Obstacle #2: Lack of acceptance in the company
Many project managers realize only a few months after the introduction of a DAM that the tool is not used as planned or hoped for. What are the reasons?
We humans are creatures of habit and are reluctant to adapt to change. Why should the editor use a new complex system if he has always stored the required files in a certain folder on his hard drive and supposedly knows exactly where to find them? When the time for learning a new software is missing because there is already enough work on the table? What if others just don’t know that they can save a lot of time in the future because suddenly all infographics or product videos of other departments can be found and used?
The lack of crucial background knowledge and the resulting lack of acceptance for the use of the new technology, which in turn means that the DAM is not used in the intended manner, is enormously detrimental to profitability.
As the person responsible for the DAM project, how can you remedy this?
Generating empathy for the DAM project through change management and communication
To ensure a DAM project is successful, you need to act as a change manager. Get all colleagues who are affected on board right from the start. This applies to the stakeholders who fund the project as well as the people who implement the DAM and those who will later work with it – internally and externally.
Realistic resource planning
Set up an internal project and make a detailed schedule and capacity planning. The selection and implementation of a DAM system requires financial, human, and time resources that need to be planned in addition to the day-to-day business. A clear budget and realistic effort estimates go a long way toward ensuring that the project is approved and that those responsible can achieve the project goals.
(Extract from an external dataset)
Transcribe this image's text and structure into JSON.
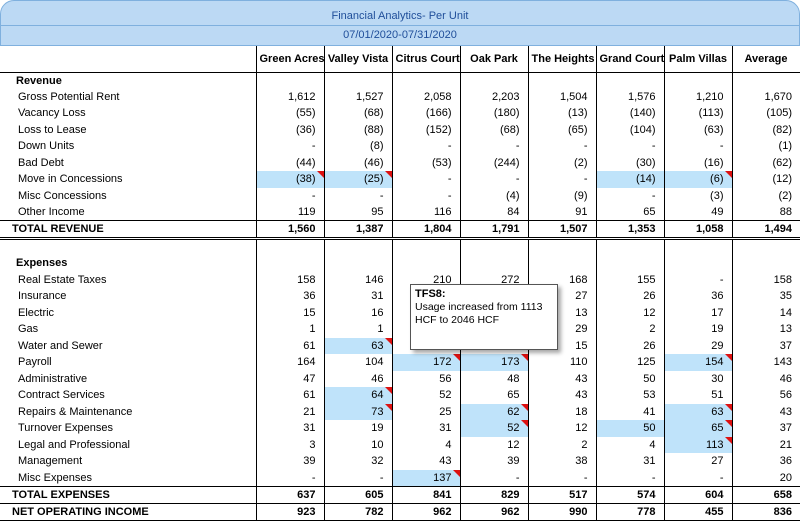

Involve DAM users at an early stage
Involve all the people who will later work with the DAM at an early stage. Communicate the goal and benefits of the software implementation so that the affected departments and teams have the necessary knowledge and confidence in the process.
Try to involve employees in the development of project requirements. Ask them for example from which sources the assets need to be migrated to the DAM? Who should have access? Who should have what roles and permissions? What file formats are needed?
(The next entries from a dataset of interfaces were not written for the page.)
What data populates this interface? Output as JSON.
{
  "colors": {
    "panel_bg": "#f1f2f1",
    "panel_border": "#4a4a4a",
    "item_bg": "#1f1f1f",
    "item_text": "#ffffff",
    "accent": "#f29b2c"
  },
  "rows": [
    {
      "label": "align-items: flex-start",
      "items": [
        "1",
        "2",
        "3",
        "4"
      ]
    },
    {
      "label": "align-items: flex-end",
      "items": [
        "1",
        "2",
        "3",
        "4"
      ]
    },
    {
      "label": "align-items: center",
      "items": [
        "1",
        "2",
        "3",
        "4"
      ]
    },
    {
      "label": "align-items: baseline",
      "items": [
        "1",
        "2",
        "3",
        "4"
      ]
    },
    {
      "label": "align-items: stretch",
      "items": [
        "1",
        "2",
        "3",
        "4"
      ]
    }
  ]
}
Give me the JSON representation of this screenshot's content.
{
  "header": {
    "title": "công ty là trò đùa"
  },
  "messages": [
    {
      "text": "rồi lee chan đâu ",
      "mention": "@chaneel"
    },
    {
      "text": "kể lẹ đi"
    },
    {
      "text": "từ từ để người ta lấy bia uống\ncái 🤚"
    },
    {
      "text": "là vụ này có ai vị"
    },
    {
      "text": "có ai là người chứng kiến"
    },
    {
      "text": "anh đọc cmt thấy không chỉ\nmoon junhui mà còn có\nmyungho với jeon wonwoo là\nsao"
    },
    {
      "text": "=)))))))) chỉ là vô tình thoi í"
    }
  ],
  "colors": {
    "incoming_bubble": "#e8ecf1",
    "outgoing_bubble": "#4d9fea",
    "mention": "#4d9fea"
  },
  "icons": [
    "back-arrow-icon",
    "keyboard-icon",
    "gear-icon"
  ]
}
The bigger the feeling of safety is among users, the greater is the willingness to perceive the change as positive and to go along with it. It is not just a matter of explaining the overarching project goals. Highlight especially the positive operational impact of the DAM on employees’ workspace, but don’t forget to address challenges. You need to ensure a transparent communication throughout the whole project.
Once the DAM is implemented and the data migrated, you should provide comprehensive training. Only when users are familiar with all the functions and can use the full potential of the DAM, they will save time and see the benefits of the application.
Shutting down legacy systems
Despite all the preparatory measures, there is a great danger that users will still fall back on the familiar systems and storage locations.
Marketing has a “SharePoint” for image and video materials. Agencies deliver produced media to departments via FTP server. In sales, images, presentations and videos are stored on the intranet or on internal drives.
It is difficult to give up these old habits favoring a complex software that you have to get familiarized with first. It therefore makes sense to “help out” with a little push and switch off legacy systems after a clearly defined period of time, or to precisely define when to use them.
We have summarized in this blog post where SharePoint can show its strengths and where a DAM is superior.
Make short-term successes visible
Communicate the successes of the DAM project to further drive change. Regularly show how many people or teams are already working successfully with DAM. Showcase where integrated processes have led to time savings in content delivery or where agencies and other service partners now have faster access to files. Don’t forget to highlight where operational costs have been reduced by eliminating data storage on disparate systems.
If these steps are included in project planning and then followed in the implementation phase, you’ll jump the hurdle of the lack of acceptance and gain key advocates for the digital asset management system project in your organization from the start.
So far, so good. The DAM is up and running, stakeholders are using it – but there’s another hurdle lurking to complete project success: asset maintenance.
In the next and final part of this blog post series, we will show how metadata, tags, and AI can successfully carry your DAM project across the finish line.